I give it five stars.
Pocket journal with ‘Buffalo Soldier’ photo on front cover and ‘Writer’ cartoon on back cover
The tenth book in my Buffalo Soldier series, Range War will launch soon. I’d like to share the cover I’ve chosen for this volume, which is the story of Ninth Cavalry Sergeant Ben Carter and his special detachment. They are caught in the middle of a dispute between cattlemen and sheep ranchers – with a gang of hired gunmen to complicate the mix.
As an aspiring artist growing up in the 40s and 50s, I was, like many artists of that period, greatly influenced by Norman Rockwell. Despite the fact that the Saturday Evening Post, which regularly featured Rockwell covers, had a policy of only showing people of color in menial roles, other than Ebony and National Geographic, there was little else being published that an artist could look to for inspiration.
As an artist, though, I am probably more observant than the average person, and I’m aware that Rockwell on occasion had people of color, African-American, Native American, or Asian, in his paintings. I wasn’t aware that he was thought of as a painter of a ‘white’ America – but, I was looking into his paintings, not just at them.
You can imagine, then, how surprised I was to receive a free copy of Jane Ellen Petrick’s Hidden in Plain Sight: The Other People in Normal Rockwell’s Paintings. This compelling account of Rockwell’s career, viewed from the perspective of the models he used for his work, exposed a side of the artist I had never been aware of. Petrick has clearly done her research, adding an invaluable dimension to our knowledge of one of America’s artistic icons.
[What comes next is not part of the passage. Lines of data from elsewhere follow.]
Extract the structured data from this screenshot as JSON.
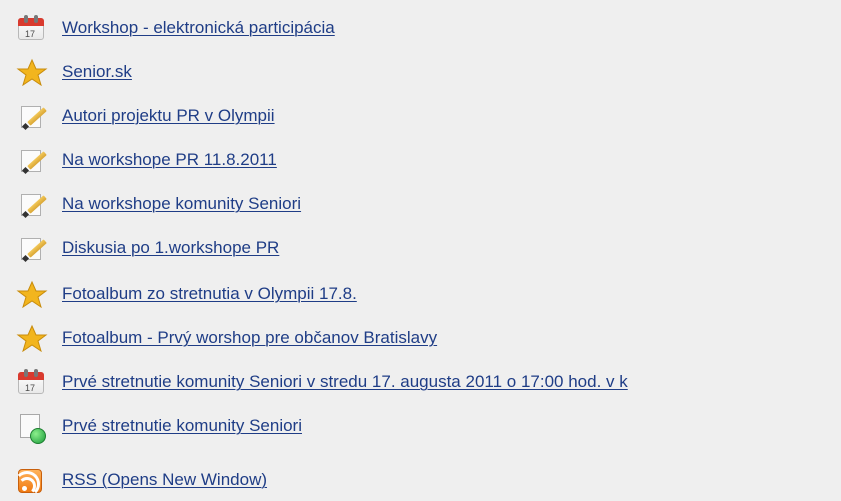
{
  "items": [
    {
      "icon": "calendar-icon",
      "label": "Workshop - elektronická participácia",
      "calendar_number": "17"
    },
    {
      "icon": "star-icon",
      "label": "Senior.sk"
    },
    {
      "icon": "edit-document-icon",
      "label": "Autori projektu PR v Olympii"
    },
    {
      "icon": "edit-document-icon",
      "label": "Na workshope PR 11.8.2011"
    },
    {
      "icon": "edit-document-icon",
      "label": "Na workshope komunity Seniori"
    },
    {
      "icon": "edit-document-icon",
      "label": "Diskusia po 1.workshope PR"
    },
    {
      "icon": "star-icon",
      "label": "Fotoalbum zo stretnutia v Olympii 17.8."
    },
    {
      "icon": "star-icon",
      "label": "Fotoalbum - Prvý worshop pre občanov Bratislavy"
    },
    {
      "icon": "calendar-icon",
      "label": "Prvé stretnutie komunity Seniori v stredu 17. augusta 2011 o 17:00 hod. v k",
      "calendar_number": "17"
    },
    {
      "icon": "web-page-icon",
      "label": "Prvé stretnutie komunity Seniori"
    },
    {
      "icon": "rss-icon",
      "label": "RSS (Opens New Window)"
    }
  ],
  "colors": {
    "background": "#efefef",
    "link": "#1f3d86"
  }
}
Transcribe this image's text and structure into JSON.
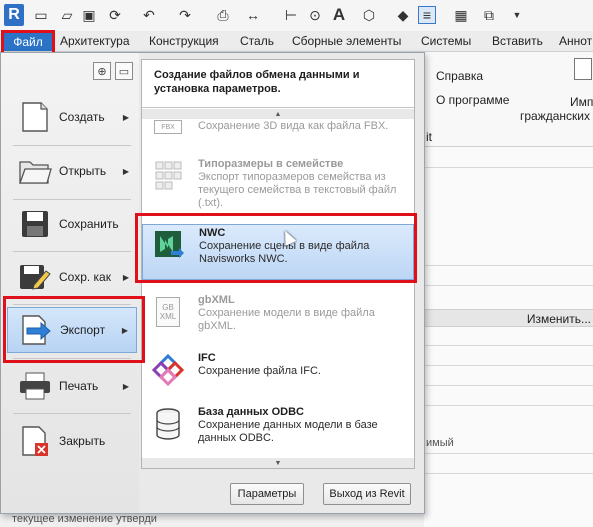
{
  "qat": {
    "logo": "R",
    "icons": [
      "file-icon",
      "open-icon",
      "save-icon",
      "sync-icon",
      "undo-icon",
      "redo-icon",
      "print-icon",
      "measure-icon",
      "dimension-icon",
      "pin-icon",
      "text-icon",
      "3d-view-icon",
      "tag-icon",
      "thin-lines-icon",
      "close-windows-icon",
      "switch-windows-icon",
      "dropdown-icon"
    ],
    "text_letter": "A"
  },
  "tabs": {
    "file": "Файл",
    "items": [
      "Архитектура",
      "Конструкция",
      "Сталь",
      "Сборные элементы",
      "Системы",
      "Вставить",
      "Аннот"
    ]
  },
  "ribbon": {
    "help": "Справка",
    "about": "О программе",
    "imp": "Имп",
    "civil": "гражданских",
    "it": "it"
  },
  "properties": {
    "edit": "Изменить...",
    "row1": "имый",
    "bottom": "текущее изменение утверди"
  },
  "menu": {
    "left_items": [
      {
        "label": "Создать",
        "icon": "new-file-icon",
        "arrow": true
      },
      {
        "label": "Открыть",
        "icon": "open-folder-icon",
        "arrow": true
      },
      {
        "label": "Сохранить",
        "icon": "save-icon",
        "arrow": false
      },
      {
        "label": "Сохр. как",
        "icon": "save-as-icon",
        "arrow": true
      },
      {
        "label": "Экспорт",
        "icon": "export-icon",
        "arrow": true
      },
      {
        "label": "Печать",
        "icon": "printer-icon",
        "arrow": true
      },
      {
        "label": "Закрыть",
        "icon": "close-file-icon",
        "arrow": false
      }
    ],
    "submenu": {
      "header": "Создание файлов обмена данными и установка параметров.",
      "items": [
        {
          "title": "",
          "desc": "Сохранение 3D вида как файла FBX.",
          "icon": "fbx-icon",
          "icon_text": "FBX",
          "dim": true
        },
        {
          "title": "Типоразмеры в семействе",
          "desc": "Экспорт типоразмеров семейства из текущего семейства в текстовый файл (.txt).",
          "icon": "family-types-icon",
          "dim": true
        },
        {
          "title": "NWC",
          "desc": "Сохранение сцены в виде файла Navisworks NWC.",
          "icon": "navisworks-icon",
          "dim": false
        },
        {
          "title": "gbXML",
          "desc": "Сохранение модели в виде файла gbXML.",
          "icon": "gbxml-icon",
          "icon_text": "GB XML",
          "dim": true
        },
        {
          "title": "IFC",
          "desc": "Сохранение файла IFC.",
          "icon": "ifc-icon",
          "dim": false
        },
        {
          "title": "База данных ODBC",
          "desc": "Сохранение данных модели в базе данных ODBC.",
          "icon": "database-icon",
          "dim": false
        }
      ]
    },
    "buttons": {
      "options": "Параметры",
      "exit": "Выход из Revit"
    }
  },
  "colors": {
    "accent": "#2a73c7",
    "highlight_box": "#e0101a",
    "active_item": "#b7d3f3"
  }
}
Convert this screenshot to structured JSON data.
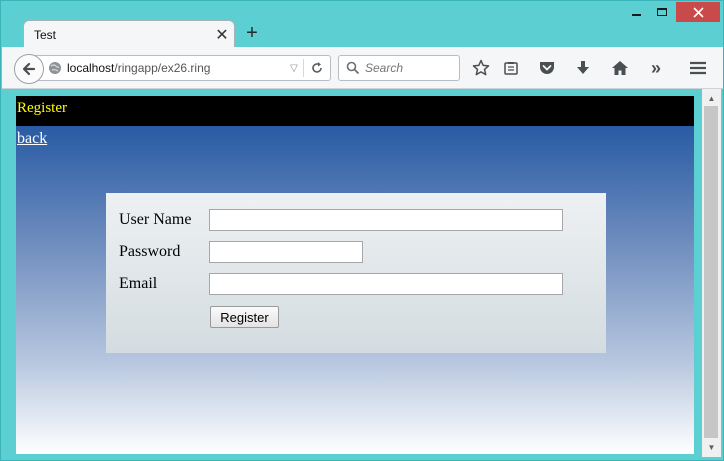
{
  "browser": {
    "tab_title": "Test",
    "tab_close_glyph": "✕",
    "new_tab_glyph": "+",
    "url_host": "localhost",
    "url_path": "/ringapp/ex26.ring",
    "search_placeholder": "Search",
    "overflow_glyph": "»"
  },
  "page": {
    "header_title": "Register",
    "back_link": "back",
    "form": {
      "username_label": "User Name",
      "password_label": "Password",
      "email_label": "Email",
      "username_value": "",
      "password_value": "",
      "email_value": "",
      "submit_label": "Register"
    }
  },
  "icons": {
    "back": "back-arrow-icon",
    "globe": "globe-icon",
    "reload": "reload-icon",
    "search": "search-icon",
    "bookmark": "star-icon",
    "reading_list": "clipboard-icon",
    "pocket": "pocket-icon",
    "download": "download-icon",
    "home": "home-icon",
    "menu": "hamburger-menu-icon"
  },
  "colors": {
    "header_background": "#000000",
    "header_text": "#ffff00",
    "window_frame": "#5ccfd3",
    "close_button": "#c94a4a"
  }
}
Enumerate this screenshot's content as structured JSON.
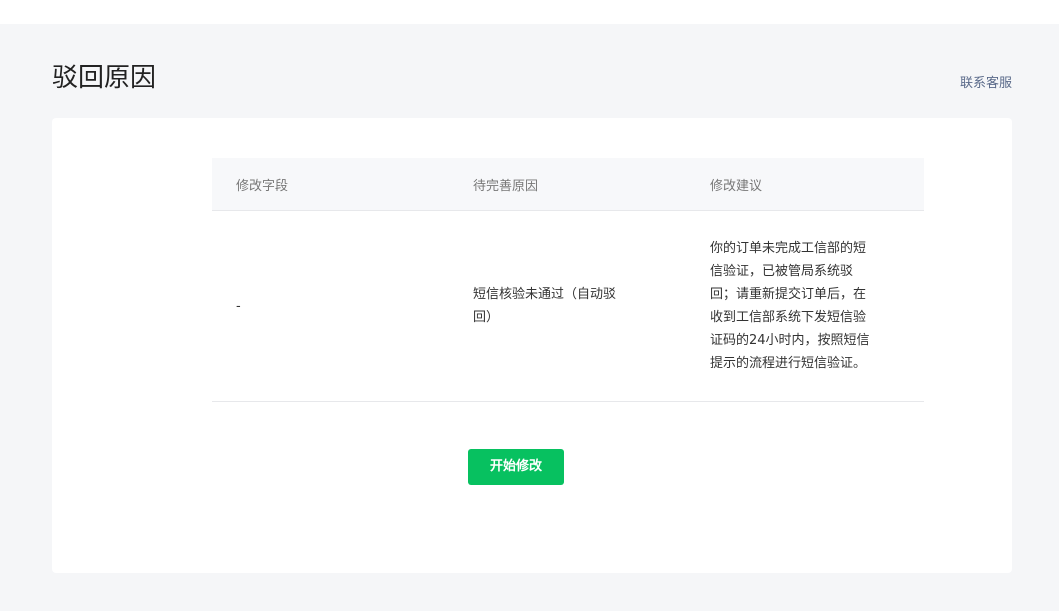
{
  "page": {
    "title": "驳回原因",
    "contact_label": "联系客服"
  },
  "table": {
    "headers": [
      "修改字段",
      "待完善原因",
      "修改建议"
    ],
    "rows": [
      {
        "field": "-",
        "reason": "短信核验未通过（自动驳回）",
        "advice": "你的订单未完成工信部的短信验证，已被管局系统驳回；请重新提交订单后，在收到工信部系统下发短信验证码的24小时内，按照短信提示的流程进行短信验证。"
      }
    ]
  },
  "actions": {
    "start_label": "开始修改"
  },
  "colors": {
    "primary": "#07c160",
    "background": "#f5f6f8",
    "link": "#5a6a8a"
  }
}
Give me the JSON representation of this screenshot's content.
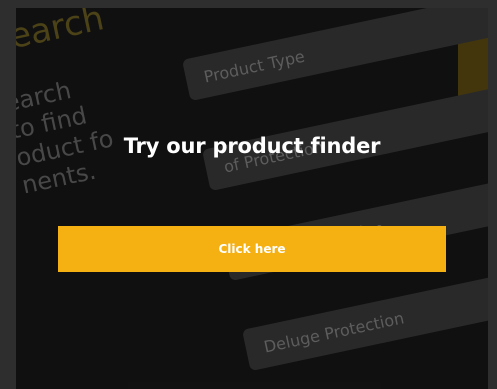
{
  "background": {
    "heading": "earch",
    "body_lines": [
      "earch",
      "to find",
      "oduct fo",
      "nents."
    ],
    "cards": [
      "Product Type",
      "of Protection",
      "ling Configuration",
      "Deluge Protection"
    ]
  },
  "promo": {
    "headline": "Try our product finder",
    "button_label": "Click here"
  },
  "colors": {
    "accent": "#f5b012",
    "panel": "#151515"
  }
}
Knowing his views on civil rights and equality makes me appreciate his work all the more, and his battles with ‘the suits’ who make editorial decisions makes the battles most of us freelancers fight pale by comparison
My only complaint about this wonderful volume is that it didn’t contain more Rockwell illustrations.
My next ‘Buffalo Soldier‘ novel will be about the Buffalo Soldiers at Yosemite; only, instead of being about them patrolling Yosemite after it was designated a national park, this will be a fictionalized story of Ben Carter and his men escorting the naturalists who mapped the place prior to the designation.
Given that the cavalry often accompanied railroad and other survey teams, this is well within the realm of possibility. At any rate, below are two paintings – or actually, two versions of the same painting – that I’m considering for the cover. Comments welcome.
I like having the opportunity to occasionally showcase my meager photographic talents here on my blog in response to the daily and weekly prompts. My pictures can also be seen at Flickr.com or my other blog http://charlesaray.blogspot.com. I recently found, though, a site that beats them all when it comes to being a venue to show off your talent behind the lens. Viewbug.com is a site for amateur and professional photographers alike, as you can see from my wall, that not only allows you to display your work, but offer it for sale (provided you own all rights) and there are a ton of contests to enter for some amazing prizes.
If you have tons of photos burning holes in your digital files, go on over to Viewbug.com and sign up. You could start being noticed today.